Anantahari Mitra
Martyr Anantahari Mitra.jpg
Born1906 (1906)
DiedSeptember 28, 1926(1926-09-28) (aged 19–20)
Alipore Jail, Kolkata, British India
OccupationIndian independence movement activist
Criminal charge(s)Killing of Bhupen Chatterjee
Criminal penaltySentenced to death

Anantahari Mitra (1906 – September 28, 1926) was a Bengali Indian independence movement activist.

Early life

Anantahari, the son of Ramlal Mitra, was born in Begampur village, Chuadanga District in British India.[1] He received a student scholarship and went to Chattagram. After passing the entrance exam, Mitra entered in Bangabasi College to study I.Sc.[2][clarification needed]

Mitra' family was from Joshor.[where?] One of his younger brothers, K.D. Mitra, was also an independence fighter who fought against British forces. One of his uncles who was in police informed them that the British had passed a "shoot on sight" order for K.D Mitra along with his some of associates. Therefore, he moved to Banaras with his family. He went on to join the post and telegram department. Currently, Mitra's family lives in Allahabad.

Revolutionary activities

While studying in college in 1921 Mitra joined the non-cooperation movement. After that Mitra, met with nationalist revolutionary poet Bijaylal Chattopadhyay and came to Krishnanagar, Nadia where he met with leaders of the Indian National Congress.[2] In 1924, Mitra actively took part in revolutionary freedom struggle and left for Daksineswar. Police raided his residence at Daksineswar on 10 November 1925 and arrested Mitra along with other activists. He was sent to prison in 1926 for his connection with the Daksineswar Conspiracy Case.[3][4]


Mitra and his partners killed Bhupen Chatterjee, an infamous deputy superintendent of police of the Intelligence Branch because he spied on prisoners. For this, Mitra was sentenced to death. On 28 September 1926, Mitra and Pramod Ranjan Choudhury were hanged at Alipore Jail, Kolkata.[1][3][5]

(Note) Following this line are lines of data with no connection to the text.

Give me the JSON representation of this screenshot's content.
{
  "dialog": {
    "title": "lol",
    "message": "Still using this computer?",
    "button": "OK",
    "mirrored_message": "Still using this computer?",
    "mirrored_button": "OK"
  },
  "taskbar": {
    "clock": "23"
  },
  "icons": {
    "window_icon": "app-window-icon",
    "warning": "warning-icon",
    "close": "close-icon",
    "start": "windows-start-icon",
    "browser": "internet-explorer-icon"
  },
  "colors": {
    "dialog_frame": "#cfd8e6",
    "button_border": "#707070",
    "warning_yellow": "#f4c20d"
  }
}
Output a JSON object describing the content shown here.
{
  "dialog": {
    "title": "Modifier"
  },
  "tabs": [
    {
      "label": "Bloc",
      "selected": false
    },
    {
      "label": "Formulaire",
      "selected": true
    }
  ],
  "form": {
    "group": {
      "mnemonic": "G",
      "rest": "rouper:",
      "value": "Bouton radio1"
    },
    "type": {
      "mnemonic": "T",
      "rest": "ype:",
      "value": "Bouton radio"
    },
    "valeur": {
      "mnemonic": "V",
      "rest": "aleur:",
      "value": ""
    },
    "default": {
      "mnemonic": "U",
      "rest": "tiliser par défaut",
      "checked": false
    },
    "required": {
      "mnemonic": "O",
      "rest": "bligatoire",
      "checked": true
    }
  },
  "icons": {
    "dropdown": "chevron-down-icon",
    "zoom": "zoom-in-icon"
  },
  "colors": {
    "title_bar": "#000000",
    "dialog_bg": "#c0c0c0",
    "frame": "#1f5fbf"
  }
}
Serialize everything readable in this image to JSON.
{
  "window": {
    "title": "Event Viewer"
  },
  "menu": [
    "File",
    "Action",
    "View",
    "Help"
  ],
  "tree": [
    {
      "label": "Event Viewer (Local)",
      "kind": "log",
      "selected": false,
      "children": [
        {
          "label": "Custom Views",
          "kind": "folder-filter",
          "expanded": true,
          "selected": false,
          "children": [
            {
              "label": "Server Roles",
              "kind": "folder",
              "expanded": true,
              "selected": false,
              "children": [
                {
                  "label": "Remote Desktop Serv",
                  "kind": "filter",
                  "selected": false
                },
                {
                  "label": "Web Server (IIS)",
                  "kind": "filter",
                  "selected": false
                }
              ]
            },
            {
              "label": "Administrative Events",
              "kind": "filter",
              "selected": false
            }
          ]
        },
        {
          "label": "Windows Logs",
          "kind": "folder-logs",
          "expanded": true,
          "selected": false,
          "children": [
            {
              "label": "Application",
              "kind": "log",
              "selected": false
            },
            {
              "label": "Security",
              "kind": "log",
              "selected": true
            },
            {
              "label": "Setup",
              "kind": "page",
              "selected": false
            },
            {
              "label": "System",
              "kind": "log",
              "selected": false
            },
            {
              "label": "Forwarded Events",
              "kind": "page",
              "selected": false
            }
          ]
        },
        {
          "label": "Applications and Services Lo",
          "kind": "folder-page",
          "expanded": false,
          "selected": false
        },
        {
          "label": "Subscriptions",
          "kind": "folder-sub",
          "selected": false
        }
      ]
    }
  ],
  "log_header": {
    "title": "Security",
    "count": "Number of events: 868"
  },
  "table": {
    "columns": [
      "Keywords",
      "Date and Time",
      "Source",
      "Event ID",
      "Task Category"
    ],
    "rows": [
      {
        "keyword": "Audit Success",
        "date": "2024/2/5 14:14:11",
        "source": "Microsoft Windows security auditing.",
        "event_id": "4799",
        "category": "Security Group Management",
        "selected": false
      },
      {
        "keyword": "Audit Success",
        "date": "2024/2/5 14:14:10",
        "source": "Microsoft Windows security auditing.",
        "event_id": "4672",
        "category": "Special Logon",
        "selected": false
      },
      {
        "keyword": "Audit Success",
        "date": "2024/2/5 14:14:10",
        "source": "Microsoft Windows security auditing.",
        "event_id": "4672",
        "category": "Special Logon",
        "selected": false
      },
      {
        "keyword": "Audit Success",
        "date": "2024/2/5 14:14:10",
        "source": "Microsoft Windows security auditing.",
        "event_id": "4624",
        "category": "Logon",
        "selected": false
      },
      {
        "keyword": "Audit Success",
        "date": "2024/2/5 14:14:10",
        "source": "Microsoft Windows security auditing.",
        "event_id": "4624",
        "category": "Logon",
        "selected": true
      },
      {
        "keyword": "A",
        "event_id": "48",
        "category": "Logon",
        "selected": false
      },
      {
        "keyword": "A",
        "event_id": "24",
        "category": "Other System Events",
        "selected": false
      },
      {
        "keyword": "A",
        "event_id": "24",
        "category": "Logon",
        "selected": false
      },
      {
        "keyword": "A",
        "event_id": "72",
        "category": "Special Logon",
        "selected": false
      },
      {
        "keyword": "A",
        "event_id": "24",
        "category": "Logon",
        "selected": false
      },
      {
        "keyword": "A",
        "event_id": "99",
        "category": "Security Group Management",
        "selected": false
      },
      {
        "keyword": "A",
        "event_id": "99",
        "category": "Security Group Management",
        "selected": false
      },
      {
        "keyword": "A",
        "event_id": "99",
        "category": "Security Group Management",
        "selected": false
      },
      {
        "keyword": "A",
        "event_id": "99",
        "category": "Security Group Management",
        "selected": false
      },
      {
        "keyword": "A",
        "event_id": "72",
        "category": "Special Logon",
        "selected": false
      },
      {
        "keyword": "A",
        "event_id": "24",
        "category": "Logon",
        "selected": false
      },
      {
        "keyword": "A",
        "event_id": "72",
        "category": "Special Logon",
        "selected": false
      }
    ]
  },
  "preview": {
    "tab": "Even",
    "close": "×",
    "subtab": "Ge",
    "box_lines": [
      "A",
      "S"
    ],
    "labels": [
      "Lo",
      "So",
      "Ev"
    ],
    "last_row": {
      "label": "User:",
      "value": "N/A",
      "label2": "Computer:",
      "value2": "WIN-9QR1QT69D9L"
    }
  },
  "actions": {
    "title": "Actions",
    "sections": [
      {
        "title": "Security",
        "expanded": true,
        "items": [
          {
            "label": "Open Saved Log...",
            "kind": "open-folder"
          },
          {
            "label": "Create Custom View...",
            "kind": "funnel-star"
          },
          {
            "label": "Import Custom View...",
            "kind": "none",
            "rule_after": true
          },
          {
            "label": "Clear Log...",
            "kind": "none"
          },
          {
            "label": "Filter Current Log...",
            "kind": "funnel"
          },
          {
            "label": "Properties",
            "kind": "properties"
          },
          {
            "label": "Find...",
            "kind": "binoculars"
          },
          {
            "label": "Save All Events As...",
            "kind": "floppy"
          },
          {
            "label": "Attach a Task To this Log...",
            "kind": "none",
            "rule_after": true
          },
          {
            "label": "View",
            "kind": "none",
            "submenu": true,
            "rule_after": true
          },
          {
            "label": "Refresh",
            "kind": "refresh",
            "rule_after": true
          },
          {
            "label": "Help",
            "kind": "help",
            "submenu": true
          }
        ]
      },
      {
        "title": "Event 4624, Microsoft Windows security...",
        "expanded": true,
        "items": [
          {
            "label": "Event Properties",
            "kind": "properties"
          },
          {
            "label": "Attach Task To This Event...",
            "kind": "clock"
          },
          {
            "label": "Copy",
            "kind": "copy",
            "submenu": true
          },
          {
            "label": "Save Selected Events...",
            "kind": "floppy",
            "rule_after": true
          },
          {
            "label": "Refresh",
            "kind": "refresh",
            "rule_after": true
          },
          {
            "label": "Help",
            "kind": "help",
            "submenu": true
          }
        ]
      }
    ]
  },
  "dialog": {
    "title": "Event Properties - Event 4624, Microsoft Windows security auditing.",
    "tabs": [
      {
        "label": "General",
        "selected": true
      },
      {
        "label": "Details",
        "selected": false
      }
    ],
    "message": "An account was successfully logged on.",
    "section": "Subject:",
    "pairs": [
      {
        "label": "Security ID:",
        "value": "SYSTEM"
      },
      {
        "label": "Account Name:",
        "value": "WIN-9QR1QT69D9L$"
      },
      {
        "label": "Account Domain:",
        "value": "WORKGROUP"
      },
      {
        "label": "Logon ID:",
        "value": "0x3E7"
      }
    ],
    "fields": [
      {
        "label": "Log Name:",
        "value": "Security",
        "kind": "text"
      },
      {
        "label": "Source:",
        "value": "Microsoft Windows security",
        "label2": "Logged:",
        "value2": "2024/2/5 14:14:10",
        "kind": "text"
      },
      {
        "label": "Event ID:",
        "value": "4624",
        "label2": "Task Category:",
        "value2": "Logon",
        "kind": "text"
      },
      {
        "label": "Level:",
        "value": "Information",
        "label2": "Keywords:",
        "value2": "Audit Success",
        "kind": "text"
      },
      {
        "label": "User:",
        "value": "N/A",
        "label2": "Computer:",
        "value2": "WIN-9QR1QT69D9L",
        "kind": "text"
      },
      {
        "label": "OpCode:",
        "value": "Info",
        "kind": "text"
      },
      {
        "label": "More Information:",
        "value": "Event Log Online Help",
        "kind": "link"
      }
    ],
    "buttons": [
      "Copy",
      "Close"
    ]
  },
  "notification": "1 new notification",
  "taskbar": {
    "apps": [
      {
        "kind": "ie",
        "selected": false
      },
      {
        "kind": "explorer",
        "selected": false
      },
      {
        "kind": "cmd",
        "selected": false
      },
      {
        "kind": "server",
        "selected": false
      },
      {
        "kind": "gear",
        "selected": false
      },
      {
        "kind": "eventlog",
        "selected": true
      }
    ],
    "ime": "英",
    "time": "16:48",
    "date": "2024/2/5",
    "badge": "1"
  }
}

  1. ^ a b "Prominent Martyrs Of India's Freedom Struggle". Retrieved November 25, 2017.
  2. ^ a b Swadhinata Sangrame Nadia (Bengali). Krishnagar: Nadia Jela Nagarik Parishad. 1973. pp. 207, 208.
  3. ^ a b Part I, Arun Chandra Guha. Indias Struggle Quarter of Century 1921 to 1946. ISBN 9788123022741. Retrieved November 25, 2017.
  4. ^ Vol - I, Subodh S. Sengupta & Anjali Basu (2002). Sansad Bangali Charitavidhan (Bengali). Kolkata: Sahitya Sansad. p. 14. ISBN 81-85626-65-0.
  5. ^ Durba Ghosh (20 July 2017). Gentlemanly Terrorists: Political Violence and the Colonial State in India. ISBN 9781107186668. Retrieved November 25, 2017.